This was a natural step in lightening our load out after our previous experiments with processing RAW files entirely on an iPad and ditching our DSLRs/mirrorless setups for the compact Sony RX10m3 bridge camera - we’ll share more of our thoughts on the tradeoffs one makes with iPhone-only photography and some of our workflows in a separate upcoming post.
As for the trip itself, it was a good escape from the oppressive heatwave that blankets Tokyo every summer, however it rained pretty much non-stop for the entirety of the trip, meaning that we unfortunately got no respite from the humidty.
On the plus side, the weather resulted in some fairly dramatic clouds and early morning mists rolling over the countryside, with the views making up for the muddy, sweaty, soaking wet hikes.
All in all, not a bad way to spend the holidays.
Part of our burgeoning World series:
- Back When All The Quiet World Was Thunder
- The World Is Too Crowded To Live Without Love
- And All The World Is Our Home
- The World Keeps On Coming Back For More
- The World Is In Need Of Love Right Now
- But The World Is Too Much With Us
It can be a bit difficult to find information on Naramata in English, but here’s some basics for those looking to visit.
- Stay: Naramata Auto Camp

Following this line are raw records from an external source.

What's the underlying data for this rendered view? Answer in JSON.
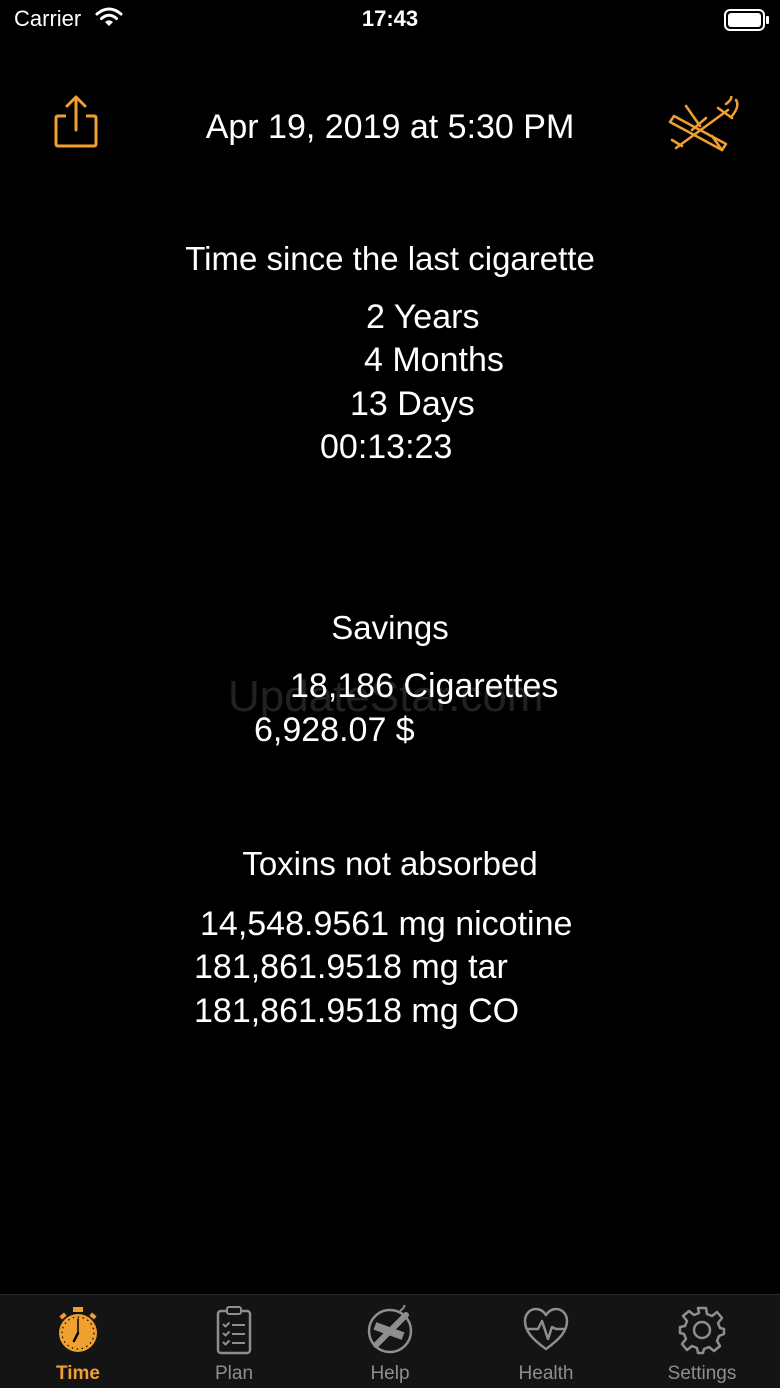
{
  "status_bar": {
    "carrier": "Carrier",
    "time": "17:43"
  },
  "header": {
    "quit_date": "Apr 19, 2019 at 5:30 PM",
    "share_icon": "share-icon",
    "nosmoke_icon": "no-smoking-icon"
  },
  "time_section": {
    "title": "Time since the last cigarette",
    "years": "2 Years",
    "months": "4 Months",
    "days": "13 Days",
    "clock": "00:13:23"
  },
  "savings_section": {
    "title": "Savings",
    "cigarettes": "18,186 Cigarettes",
    "money": "6,928.07 $"
  },
  "toxins_section": {
    "title": "Toxins not absorbed",
    "nicotine": "14,548.9561 mg nicotine",
    "tar": "181,861.9518 mg tar",
    "co": "181,861.9518 mg CO"
  },
  "watermark": "UpdateStar.com",
  "tab_bar": {
    "items": [
      {
        "label": "Time",
        "icon": "stopwatch-icon",
        "active": true
      },
      {
        "label": "Plan",
        "icon": "clipboard-icon",
        "active": false
      },
      {
        "label": "Help",
        "icon": "no-smoking-icon",
        "active": false
      },
      {
        "label": "Health",
        "icon": "heart-pulse-icon",
        "active": false
      },
      {
        "label": "Settings",
        "icon": "gear-icon",
        "active": false
      }
    ]
  },
  "colors": {
    "accent": "#f0a030",
    "background": "#000000",
    "inactive_tab": "#8e8e8e"
  }
}
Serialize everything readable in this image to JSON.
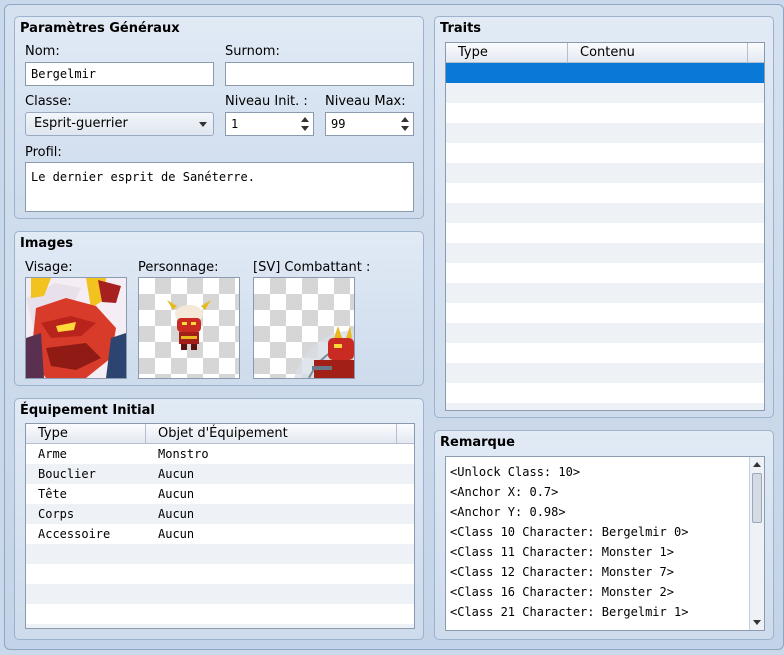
{
  "general": {
    "title": "Paramètres Généraux",
    "name_label": "Nom:",
    "name_value": "Bergelmir",
    "nickname_label": "Surnom:",
    "nickname_value": "",
    "class_label": "Classe:",
    "class_value": "Esprit-guerrier",
    "init_level_label": "Niveau Init. :",
    "init_level_value": "1",
    "max_level_label": "Niveau Max:",
    "max_level_value": "99",
    "profile_label": "Profil:",
    "profile_value": "Le dernier esprit de Sanéterre."
  },
  "images": {
    "title": "Images",
    "face_label": "Visage:",
    "character_label": "Personnage:",
    "battler_label": "[SV] Combattant :"
  },
  "equipment": {
    "title": "Équipement Initial",
    "col_type": "Type",
    "col_item": "Objet d'Équipement",
    "rows": [
      {
        "type": "Arme",
        "item": "Monstro"
      },
      {
        "type": "Bouclier",
        "item": "Aucun"
      },
      {
        "type": "Tête",
        "item": "Aucun"
      },
      {
        "type": "Corps",
        "item": "Aucun"
      },
      {
        "type": "Accessoire",
        "item": "Aucun"
      }
    ]
  },
  "traits": {
    "title": "Traits",
    "col_type": "Type",
    "col_content": "Contenu",
    "selection_color": "#0a78d7"
  },
  "note": {
    "title": "Remarque",
    "lines": [
      "<Unlock Class: 10>",
      "<Anchor X: 0.7>",
      "<Anchor Y: 0.98>",
      "<Class 10 Character: Bergelmir 0>",
      "<Class 11 Character: Monster 1>",
      "<Class 12 Character: Monster 7>",
      "<Class 16 Character: Monster 2>",
      "<Class 21 Character: Bergelmir 1>"
    ]
  }
}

- Access: ~2.5 hrs from JR Shinjuku Station in Tokyo
- See/Do: Naramata Dam, Canoeing, Camping
Well technically, almost entirely on the iPhone 7 plus. One of the images was shot on the Sony RX10m3 but processed out on the iPhone 7 plus, after importing the JPG via the Apple lightening SD card reader. And while we could have written and published this post from our mobile, we elected to save our sanity and wait until we returned to our laptop to actually publish everything to production. ↩